[Exercise goal] Copy whichever lines of the data hold the word "JSON".

[Records for this exercise]
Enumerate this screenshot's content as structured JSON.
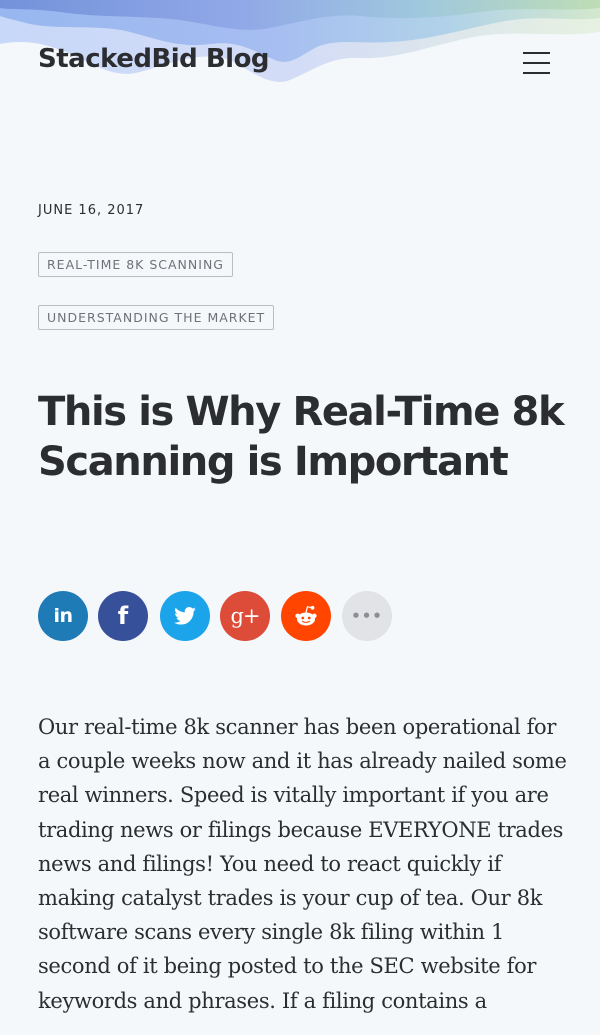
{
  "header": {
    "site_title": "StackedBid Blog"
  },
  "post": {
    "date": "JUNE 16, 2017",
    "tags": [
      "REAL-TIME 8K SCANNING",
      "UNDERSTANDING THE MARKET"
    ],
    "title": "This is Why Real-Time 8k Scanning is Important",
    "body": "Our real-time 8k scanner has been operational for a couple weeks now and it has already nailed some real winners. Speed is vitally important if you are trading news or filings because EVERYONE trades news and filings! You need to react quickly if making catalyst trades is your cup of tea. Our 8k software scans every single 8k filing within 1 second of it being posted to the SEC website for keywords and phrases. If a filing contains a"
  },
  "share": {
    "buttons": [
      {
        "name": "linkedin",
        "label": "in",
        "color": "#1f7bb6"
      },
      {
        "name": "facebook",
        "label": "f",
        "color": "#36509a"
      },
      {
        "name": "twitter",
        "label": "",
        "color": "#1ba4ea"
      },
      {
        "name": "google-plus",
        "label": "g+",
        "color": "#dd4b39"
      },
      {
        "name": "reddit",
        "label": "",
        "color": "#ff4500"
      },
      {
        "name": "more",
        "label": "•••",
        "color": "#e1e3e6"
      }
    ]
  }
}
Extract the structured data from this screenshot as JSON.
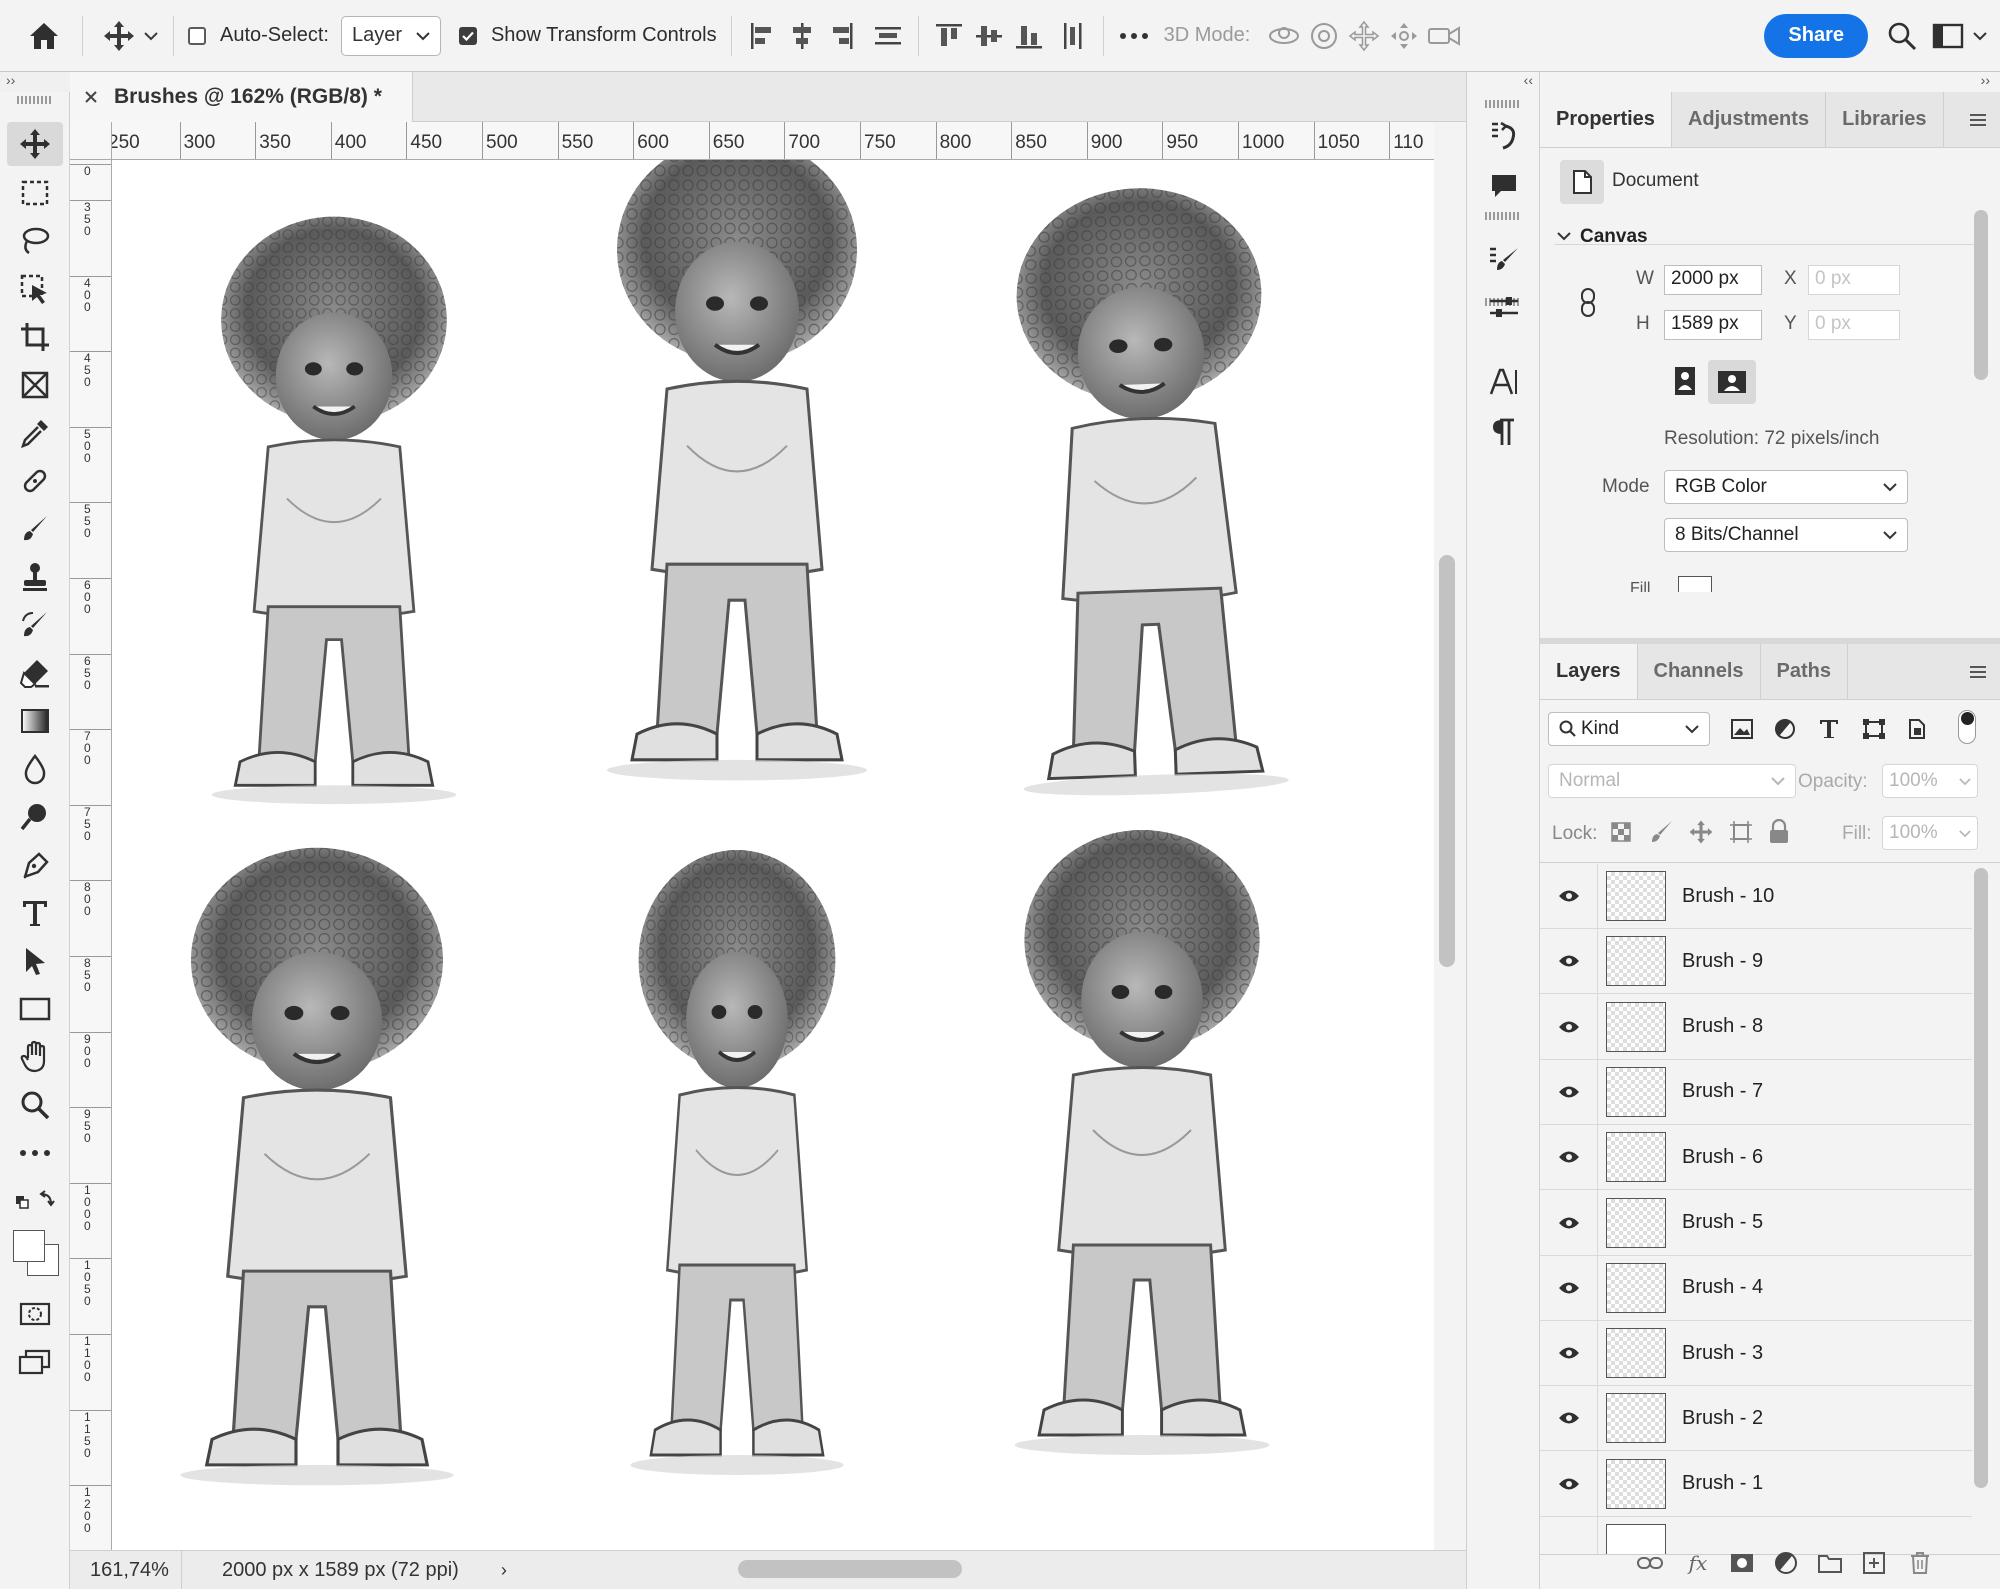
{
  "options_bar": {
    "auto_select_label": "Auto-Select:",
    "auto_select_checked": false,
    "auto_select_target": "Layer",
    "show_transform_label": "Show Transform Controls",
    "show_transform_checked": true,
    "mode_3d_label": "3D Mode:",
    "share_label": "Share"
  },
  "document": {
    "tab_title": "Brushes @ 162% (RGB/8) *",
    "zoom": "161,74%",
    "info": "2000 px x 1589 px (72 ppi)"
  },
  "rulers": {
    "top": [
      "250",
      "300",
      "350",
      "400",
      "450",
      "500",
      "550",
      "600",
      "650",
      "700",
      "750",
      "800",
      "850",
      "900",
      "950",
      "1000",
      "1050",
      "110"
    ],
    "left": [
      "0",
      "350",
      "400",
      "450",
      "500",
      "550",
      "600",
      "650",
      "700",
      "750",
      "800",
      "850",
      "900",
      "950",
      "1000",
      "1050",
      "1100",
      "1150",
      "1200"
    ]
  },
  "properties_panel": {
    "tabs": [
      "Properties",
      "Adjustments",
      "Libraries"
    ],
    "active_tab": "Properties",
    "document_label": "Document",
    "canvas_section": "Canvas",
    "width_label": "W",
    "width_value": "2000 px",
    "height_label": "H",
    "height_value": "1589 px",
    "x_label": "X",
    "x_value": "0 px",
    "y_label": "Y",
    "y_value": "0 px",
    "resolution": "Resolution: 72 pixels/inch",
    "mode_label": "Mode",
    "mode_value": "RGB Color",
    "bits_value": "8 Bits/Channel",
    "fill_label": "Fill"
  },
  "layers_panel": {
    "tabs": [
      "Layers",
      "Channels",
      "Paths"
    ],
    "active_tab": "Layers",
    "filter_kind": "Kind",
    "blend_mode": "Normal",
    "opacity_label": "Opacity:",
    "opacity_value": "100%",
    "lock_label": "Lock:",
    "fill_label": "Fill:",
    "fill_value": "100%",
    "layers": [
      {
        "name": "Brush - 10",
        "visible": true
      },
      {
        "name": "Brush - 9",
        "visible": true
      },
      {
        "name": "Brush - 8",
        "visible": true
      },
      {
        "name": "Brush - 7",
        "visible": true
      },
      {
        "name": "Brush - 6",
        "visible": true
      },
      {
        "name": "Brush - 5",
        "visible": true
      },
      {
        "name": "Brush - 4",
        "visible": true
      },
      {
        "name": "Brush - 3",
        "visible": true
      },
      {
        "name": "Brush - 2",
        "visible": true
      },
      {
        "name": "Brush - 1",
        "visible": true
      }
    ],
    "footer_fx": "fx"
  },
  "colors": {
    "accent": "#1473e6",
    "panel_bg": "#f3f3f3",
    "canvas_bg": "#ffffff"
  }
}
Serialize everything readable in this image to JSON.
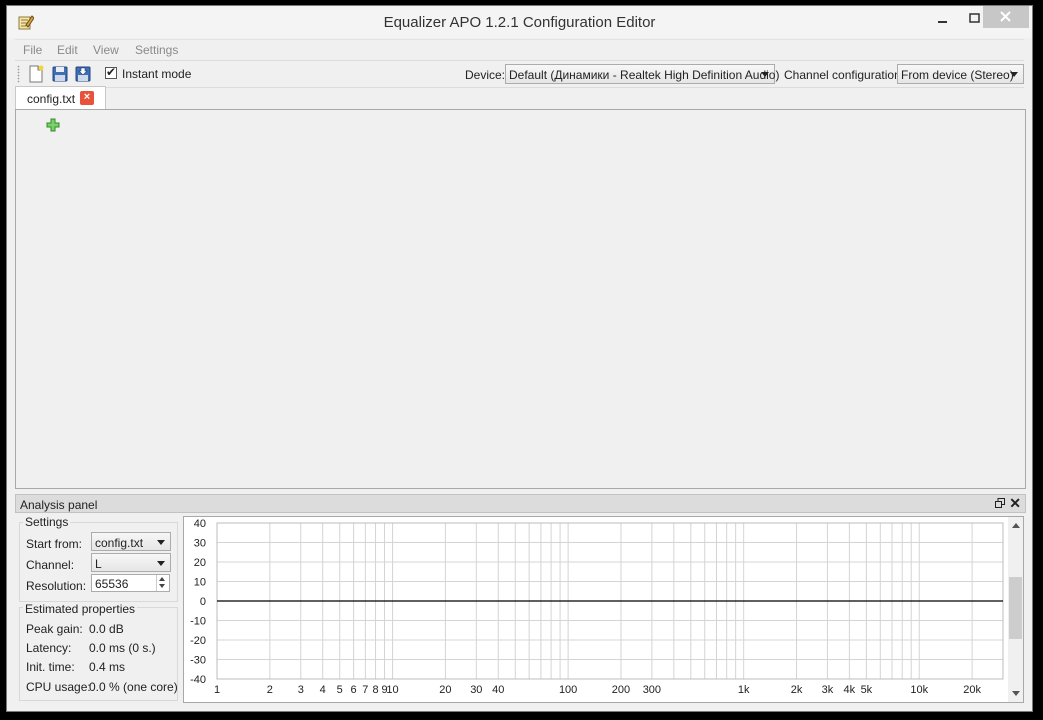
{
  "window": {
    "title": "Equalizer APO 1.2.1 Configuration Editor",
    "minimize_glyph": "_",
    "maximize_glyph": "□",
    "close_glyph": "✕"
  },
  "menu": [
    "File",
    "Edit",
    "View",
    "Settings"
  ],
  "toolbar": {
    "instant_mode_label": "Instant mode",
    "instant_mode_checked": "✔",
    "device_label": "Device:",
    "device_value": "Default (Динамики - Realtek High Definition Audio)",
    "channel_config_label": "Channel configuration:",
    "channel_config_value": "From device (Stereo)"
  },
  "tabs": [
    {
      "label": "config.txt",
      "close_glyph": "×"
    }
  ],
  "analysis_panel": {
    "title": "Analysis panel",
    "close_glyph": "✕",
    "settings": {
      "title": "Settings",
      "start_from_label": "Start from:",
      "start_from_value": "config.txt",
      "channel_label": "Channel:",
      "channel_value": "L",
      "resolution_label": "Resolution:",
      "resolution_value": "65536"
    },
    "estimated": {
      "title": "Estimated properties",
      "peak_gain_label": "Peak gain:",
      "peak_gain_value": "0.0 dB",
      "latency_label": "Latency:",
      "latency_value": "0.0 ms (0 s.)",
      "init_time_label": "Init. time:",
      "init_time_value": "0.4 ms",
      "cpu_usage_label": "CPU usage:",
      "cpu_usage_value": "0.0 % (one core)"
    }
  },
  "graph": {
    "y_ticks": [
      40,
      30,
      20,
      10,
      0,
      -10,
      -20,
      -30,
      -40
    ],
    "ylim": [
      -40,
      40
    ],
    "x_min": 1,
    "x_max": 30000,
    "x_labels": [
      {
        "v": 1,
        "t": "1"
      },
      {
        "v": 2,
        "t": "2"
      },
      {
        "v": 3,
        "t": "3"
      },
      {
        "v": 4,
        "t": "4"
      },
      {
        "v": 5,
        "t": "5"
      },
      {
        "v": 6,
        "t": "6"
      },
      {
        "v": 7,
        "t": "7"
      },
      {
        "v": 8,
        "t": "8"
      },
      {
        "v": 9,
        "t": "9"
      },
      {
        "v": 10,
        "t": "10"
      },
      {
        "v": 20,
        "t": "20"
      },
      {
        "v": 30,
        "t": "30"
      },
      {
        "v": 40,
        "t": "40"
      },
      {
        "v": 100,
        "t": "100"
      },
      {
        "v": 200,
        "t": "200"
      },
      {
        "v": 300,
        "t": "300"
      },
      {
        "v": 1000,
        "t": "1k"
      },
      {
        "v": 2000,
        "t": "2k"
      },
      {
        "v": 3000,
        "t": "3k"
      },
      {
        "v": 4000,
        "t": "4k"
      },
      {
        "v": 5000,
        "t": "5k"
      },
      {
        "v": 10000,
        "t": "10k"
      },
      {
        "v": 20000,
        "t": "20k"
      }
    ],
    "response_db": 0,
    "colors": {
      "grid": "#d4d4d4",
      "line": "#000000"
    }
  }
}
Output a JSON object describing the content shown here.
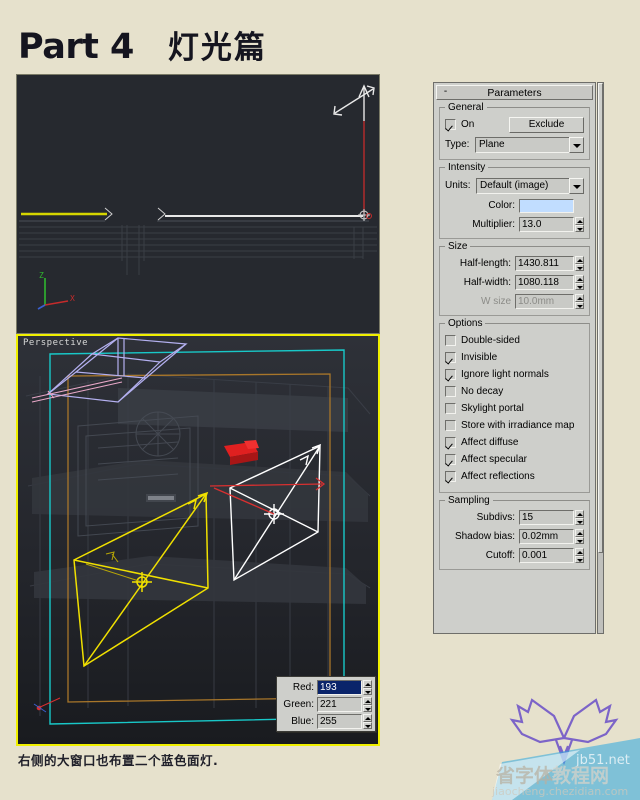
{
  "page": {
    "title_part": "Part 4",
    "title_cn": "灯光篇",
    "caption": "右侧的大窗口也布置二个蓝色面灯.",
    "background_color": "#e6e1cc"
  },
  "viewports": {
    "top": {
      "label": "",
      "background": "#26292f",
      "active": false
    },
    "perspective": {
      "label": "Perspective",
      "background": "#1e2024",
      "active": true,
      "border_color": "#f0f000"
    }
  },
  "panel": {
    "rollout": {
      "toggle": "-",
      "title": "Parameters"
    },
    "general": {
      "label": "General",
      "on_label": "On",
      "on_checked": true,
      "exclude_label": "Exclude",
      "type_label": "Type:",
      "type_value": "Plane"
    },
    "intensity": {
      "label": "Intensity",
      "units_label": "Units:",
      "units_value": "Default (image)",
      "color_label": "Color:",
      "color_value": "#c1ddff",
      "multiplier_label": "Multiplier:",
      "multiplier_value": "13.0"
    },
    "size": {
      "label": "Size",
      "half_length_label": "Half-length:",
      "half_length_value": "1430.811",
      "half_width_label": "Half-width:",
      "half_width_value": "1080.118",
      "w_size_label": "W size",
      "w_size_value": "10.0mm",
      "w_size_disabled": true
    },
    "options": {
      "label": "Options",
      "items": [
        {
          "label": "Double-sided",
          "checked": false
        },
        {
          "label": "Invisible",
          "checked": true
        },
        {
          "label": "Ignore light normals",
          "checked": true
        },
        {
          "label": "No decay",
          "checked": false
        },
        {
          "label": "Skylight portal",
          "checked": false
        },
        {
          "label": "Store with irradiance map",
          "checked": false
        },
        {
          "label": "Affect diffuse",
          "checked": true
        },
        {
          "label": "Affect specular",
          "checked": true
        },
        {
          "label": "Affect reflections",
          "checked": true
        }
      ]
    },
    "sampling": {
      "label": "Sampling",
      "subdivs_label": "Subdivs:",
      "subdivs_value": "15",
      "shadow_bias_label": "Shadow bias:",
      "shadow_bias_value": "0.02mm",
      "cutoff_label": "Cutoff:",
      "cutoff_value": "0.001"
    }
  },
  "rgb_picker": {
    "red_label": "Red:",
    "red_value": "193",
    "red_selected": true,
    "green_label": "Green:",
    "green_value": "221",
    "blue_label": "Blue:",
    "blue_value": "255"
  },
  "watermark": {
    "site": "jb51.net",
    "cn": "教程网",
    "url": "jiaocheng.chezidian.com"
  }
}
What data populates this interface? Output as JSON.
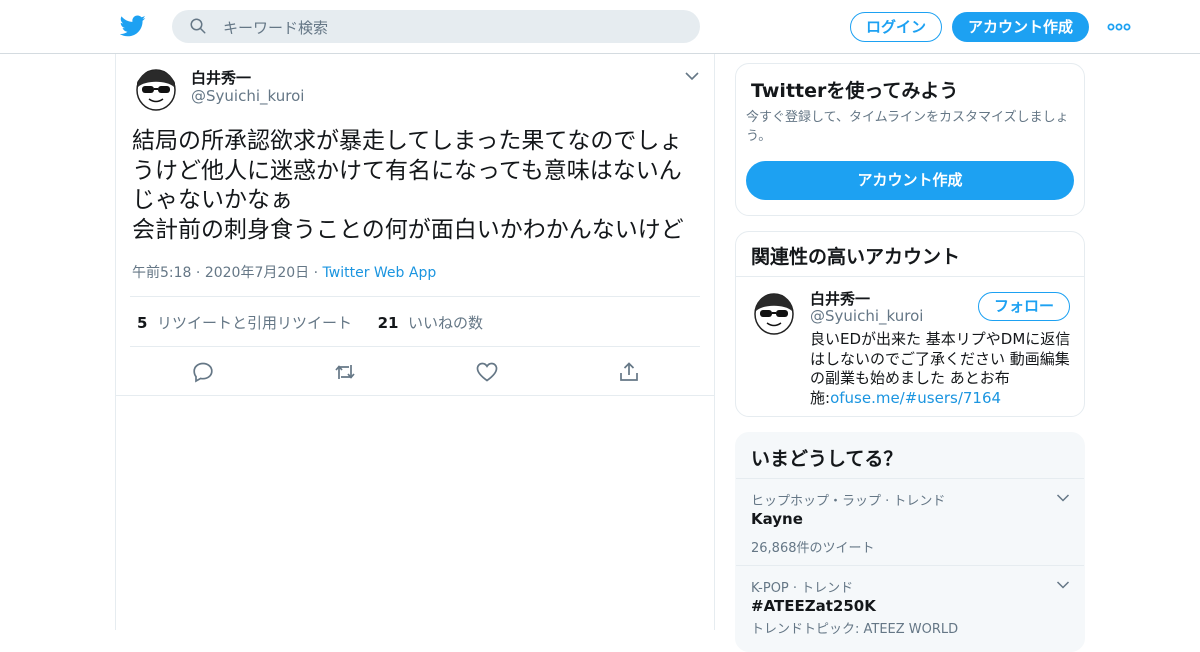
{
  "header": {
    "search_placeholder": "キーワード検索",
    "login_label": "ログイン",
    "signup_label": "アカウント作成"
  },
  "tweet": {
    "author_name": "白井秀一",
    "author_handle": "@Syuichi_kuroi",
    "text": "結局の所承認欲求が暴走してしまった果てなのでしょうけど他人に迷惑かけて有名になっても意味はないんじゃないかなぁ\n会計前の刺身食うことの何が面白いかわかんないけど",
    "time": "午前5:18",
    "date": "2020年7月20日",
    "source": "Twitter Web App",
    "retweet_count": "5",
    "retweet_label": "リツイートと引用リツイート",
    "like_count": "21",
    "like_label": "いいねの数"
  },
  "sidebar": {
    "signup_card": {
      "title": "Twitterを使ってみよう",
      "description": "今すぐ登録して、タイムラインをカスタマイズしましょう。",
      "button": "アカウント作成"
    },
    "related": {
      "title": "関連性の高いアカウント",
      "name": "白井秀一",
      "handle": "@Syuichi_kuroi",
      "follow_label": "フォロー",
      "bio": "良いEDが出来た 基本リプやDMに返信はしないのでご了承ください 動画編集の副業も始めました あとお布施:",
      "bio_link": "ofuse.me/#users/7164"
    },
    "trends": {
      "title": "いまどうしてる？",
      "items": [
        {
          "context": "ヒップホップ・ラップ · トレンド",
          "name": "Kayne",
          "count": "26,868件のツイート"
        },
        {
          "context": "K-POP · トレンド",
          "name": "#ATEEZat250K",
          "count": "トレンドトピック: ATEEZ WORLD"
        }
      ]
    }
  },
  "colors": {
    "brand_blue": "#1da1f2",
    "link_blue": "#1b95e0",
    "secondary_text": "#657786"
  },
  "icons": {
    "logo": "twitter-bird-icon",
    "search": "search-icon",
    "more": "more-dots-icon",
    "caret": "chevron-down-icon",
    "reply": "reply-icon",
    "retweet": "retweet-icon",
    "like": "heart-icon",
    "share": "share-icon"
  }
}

[Result for this exercise]
Enumerate this screenshot's content as structured JSON.
Extract the structured data from this screenshot as JSON.
Serialize everything readable in this image to JSON.
Output a JSON object describing the content shown here.
What data populates this interface? Output as JSON.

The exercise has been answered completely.